The Evolution of the Global Mind

Is the Cosmos here for us, or are we here for the Cosmos?  Then again, it could be neither, or both, or we are just innocent bystanders, and a by-product – if not a casualty – of a cosmic cataclysm of unknown proportions; it origins unknown and its final outcome yet to be determined. Not knowing the greater scenario that is being played out here, it remains a challenge to assign ourselves some particular role in it and see if we are able to follow it along with some consistency, hoping all the while it isn’t – in Shakespeare’s Macbeth’s words – some a tale told by an idiot, full of sound and fury, and signifying absolutely nothing …

In this role we are driven along an evolutionary path of unknown dimensions, taking us who knows where – and that leaves us to figure out for ourselves where or what we are heading to, or how far we are along that path of evolutionary development. One thing that is for certain is that – in light of the human and environmental wreckage we continue to leave in our wake – it would be difficult to accept that homo sapiens is at or near the pinnacle of evolution. We clearly still have some way to go if the roughly two thousand years of our recorded history are anything to go by; and not until such time we are no longer our own worst enemy in trying to move ourselves ahead from our troubled past. You have to believe in something like this if you think we can much better than that, even if all we have to show for to date is little more than a blood-stained past.

But setting aside our self-disgust for a moment, let us look at this again with a less jaundiced eye. The arrival of homo sapiens introduced a volatility and a riskiness to the world which could be indicative reaching a critical stage in the evolution of the world. That such risk-taking would be justified can be seen in the context of fending off entropy – at least here on earth, and for the time being  – should that be the ultimate fate of the universe. And thus there will be an urgency to the evolutionary thrust to get done what needs to get done before time runs out, and to take some risks along the way. A risk management process by any other name.
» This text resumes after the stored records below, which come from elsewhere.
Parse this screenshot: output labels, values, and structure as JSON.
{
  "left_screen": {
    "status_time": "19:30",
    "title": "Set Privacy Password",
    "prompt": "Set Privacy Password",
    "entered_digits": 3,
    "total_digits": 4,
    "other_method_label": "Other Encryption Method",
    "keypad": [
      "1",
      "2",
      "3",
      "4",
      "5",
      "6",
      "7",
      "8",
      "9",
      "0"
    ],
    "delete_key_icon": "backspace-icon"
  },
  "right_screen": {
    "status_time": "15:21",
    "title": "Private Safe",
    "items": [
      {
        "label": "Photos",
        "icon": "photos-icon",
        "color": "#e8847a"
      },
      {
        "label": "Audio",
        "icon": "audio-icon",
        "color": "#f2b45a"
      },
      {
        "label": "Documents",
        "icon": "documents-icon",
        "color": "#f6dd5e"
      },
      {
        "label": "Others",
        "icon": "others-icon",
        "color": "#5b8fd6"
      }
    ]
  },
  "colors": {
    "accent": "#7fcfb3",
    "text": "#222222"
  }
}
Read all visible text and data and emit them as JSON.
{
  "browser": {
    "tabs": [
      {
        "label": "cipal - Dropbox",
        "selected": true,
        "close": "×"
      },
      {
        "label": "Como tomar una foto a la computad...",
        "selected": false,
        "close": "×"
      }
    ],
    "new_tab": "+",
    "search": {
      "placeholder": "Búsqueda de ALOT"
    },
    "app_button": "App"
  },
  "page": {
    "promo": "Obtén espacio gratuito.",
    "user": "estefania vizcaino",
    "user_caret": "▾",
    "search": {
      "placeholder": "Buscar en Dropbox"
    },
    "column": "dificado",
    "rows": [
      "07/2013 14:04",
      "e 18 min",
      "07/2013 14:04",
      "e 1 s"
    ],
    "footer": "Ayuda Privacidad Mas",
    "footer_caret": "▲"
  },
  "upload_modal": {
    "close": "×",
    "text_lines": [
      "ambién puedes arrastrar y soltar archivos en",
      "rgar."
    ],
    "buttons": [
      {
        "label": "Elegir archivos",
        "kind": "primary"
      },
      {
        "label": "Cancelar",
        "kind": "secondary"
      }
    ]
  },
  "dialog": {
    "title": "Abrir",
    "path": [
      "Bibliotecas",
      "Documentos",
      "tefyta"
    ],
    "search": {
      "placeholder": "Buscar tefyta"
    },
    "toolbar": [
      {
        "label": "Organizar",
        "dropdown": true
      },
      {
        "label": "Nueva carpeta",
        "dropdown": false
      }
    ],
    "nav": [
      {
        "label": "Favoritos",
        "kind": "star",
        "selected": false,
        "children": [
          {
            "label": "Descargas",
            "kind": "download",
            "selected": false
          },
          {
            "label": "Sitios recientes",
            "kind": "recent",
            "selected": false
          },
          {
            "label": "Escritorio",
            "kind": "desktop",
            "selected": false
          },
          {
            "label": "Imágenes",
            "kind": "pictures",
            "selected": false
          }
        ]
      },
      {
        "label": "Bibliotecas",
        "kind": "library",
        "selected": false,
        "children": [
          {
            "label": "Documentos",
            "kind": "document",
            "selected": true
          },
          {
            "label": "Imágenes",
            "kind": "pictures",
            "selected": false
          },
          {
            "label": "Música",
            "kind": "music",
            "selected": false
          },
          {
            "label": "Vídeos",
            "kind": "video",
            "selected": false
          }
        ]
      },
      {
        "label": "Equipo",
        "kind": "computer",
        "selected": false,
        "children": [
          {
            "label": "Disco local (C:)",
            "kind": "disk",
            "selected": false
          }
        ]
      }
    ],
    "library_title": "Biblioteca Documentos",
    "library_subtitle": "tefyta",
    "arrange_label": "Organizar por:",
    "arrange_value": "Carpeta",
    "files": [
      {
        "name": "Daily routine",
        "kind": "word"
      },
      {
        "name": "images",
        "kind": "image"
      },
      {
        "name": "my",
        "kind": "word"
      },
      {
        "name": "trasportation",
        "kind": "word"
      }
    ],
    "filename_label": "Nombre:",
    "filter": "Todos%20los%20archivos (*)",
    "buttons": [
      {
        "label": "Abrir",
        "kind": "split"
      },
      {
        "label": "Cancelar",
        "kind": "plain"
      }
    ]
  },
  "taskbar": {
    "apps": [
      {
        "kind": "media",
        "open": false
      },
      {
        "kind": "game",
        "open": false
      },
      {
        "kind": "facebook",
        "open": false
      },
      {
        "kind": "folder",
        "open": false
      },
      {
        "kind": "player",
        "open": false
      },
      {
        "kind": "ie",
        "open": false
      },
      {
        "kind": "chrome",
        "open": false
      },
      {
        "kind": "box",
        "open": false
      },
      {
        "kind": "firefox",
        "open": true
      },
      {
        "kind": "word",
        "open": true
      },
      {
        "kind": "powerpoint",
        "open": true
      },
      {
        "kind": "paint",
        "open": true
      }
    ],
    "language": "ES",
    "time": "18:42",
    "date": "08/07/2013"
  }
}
You see, something very unique and significant happened with the introduction of homo sapiens to the planet: homo faber – man, the toolmaker – arrived on the scene. And while hitherto the spectacular creativity demonstrated by evolution manifested itself only from the inside out – through the incredible diversity of life-forms encountered here on earth, from the simplest plants and smallest single cell organisms to the largest or most complex ones – through a human being the creative forces of evolution are for the very first time being applied externally. With our hands – and with the tools made by our hands – we are able to reshape matter directly, and through us the creativity pressure of evolution goes to work in a greatly accelerated fashion – if not at breakneck speed – to whatever end it needs to get to …

Initially with primitive stone axes, then forged iron implements, followed by mechanized devices, and eventually through the ability to derive electricity from material processes and the huge array of material resources extracted from the earth we have been creating things of unimaginable potential if their development continues at the current pace. This is the only area in which mankind has made substantive and measurable progress since we first opened our eyes as a creature capable of  reflective thought – knowing that one knows – and we have done so in a hurry. (And perhaps in too much of a hurry,  as our ethical and moral development appears to have seriously fallen behind by not providing us with a commensurate sense of responsibility that would have prevented us from continually teetering on the edge of self-destruction!)

Most importantly, we have made significant advances in the area of information technology, such as the internet, to the point that all knowledge we have accumulated of the world can be shared instantly at any time and potentially from anywhere. (No, not in that hell-hole of human miseryknown as North-Korea.) As such we have gone beyond the layer of our planet’s biosphere to create a dynamic layer of knowledge which is about the world, and which belongs to the world. In a sense, this layer of knowledge functions as the conscious mind  of the world. There is a parallel here with the way in which our own minds function, namely in the way in which our consciousness is a function of the connectivity of millions of individual cells via the neural network in our physical brain.